Also the article for: variable, positional parameter, special parameter
In Bash, a parameter is simply an entity that stores values and can be referenced. Depending on the type, the parameters can be set directly, only indirectly, or only automatically by the shell.
Bash knows 3 types of parameters:
A shell variable is a parameter denoted by a variable name:
A value can be assigned to a variable, using the variable's name and an equal-sign:
Once a variable is set, it exists and can only be unset by the
unset builtin command.
The nullstring is a valid value:
A positional parameter is denoted by a number other than
Positional parameters reflect the shell's arguments that are not given to the shell itself (in practise, the script arguments, also the function arguments). You can't directly assign to the positional parameters, however, the set builtin command can be used to indirectly set them.
The first to ninth positional parameter is referenced by
$9. All following positional parameters (tenth and above) must be referenced by the number given in curly braces, i.e.,
Unlike popular belief,
$0 is not a positional parameter.
See also the scripting article about handling positional parameters.
There are a bunch of special parameters, which are set by the shell.

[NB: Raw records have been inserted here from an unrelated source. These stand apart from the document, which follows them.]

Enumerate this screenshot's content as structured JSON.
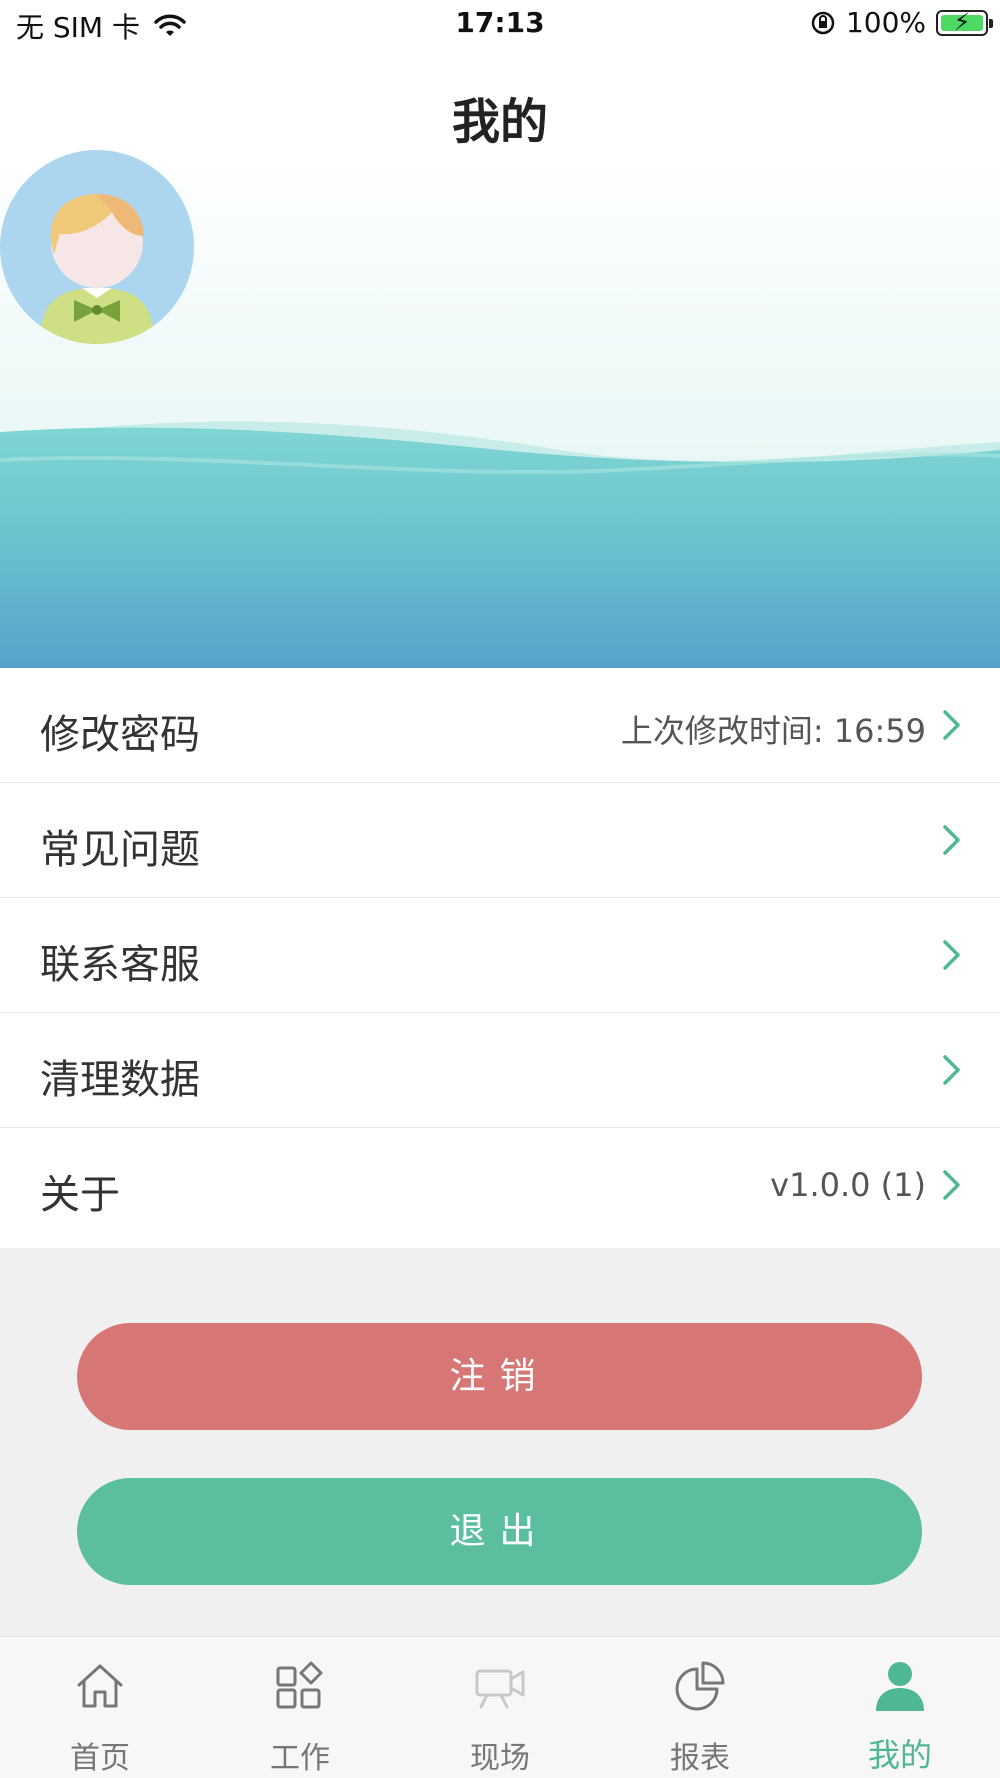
{
  "status_bar": {
    "carrier": "无 SIM 卡",
    "time": "17:13",
    "battery": "100%"
  },
  "page_title": "我的",
  "menu": [
    {
      "label": "修改密码",
      "value": "上次修改时间: 16:59"
    },
    {
      "label": "常见问题",
      "value": ""
    },
    {
      "label": "联系客服",
      "value": ""
    },
    {
      "label": "清理数据",
      "value": ""
    },
    {
      "label": "关于",
      "value": "v1.0.0 (1)"
    }
  ],
  "buttons": {
    "logout": "注销",
    "exit": "退出"
  },
  "tabbar": [
    {
      "label": "首页",
      "icon": "home-icon"
    },
    {
      "label": "工作",
      "icon": "apps-icon"
    },
    {
      "label": "现场",
      "icon": "camera-icon"
    },
    {
      "label": "报表",
      "icon": "pie-chart-icon"
    },
    {
      "label": "我的",
      "icon": "user-icon"
    }
  ],
  "colors": {
    "accent": "#4fb892",
    "logout_button": "#d67775",
    "exit_button": "#5bbf9f"
  }
}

Direct assignment to them is not possible. These parameter names are formed of one character.
Please see Special parameters and shell variables.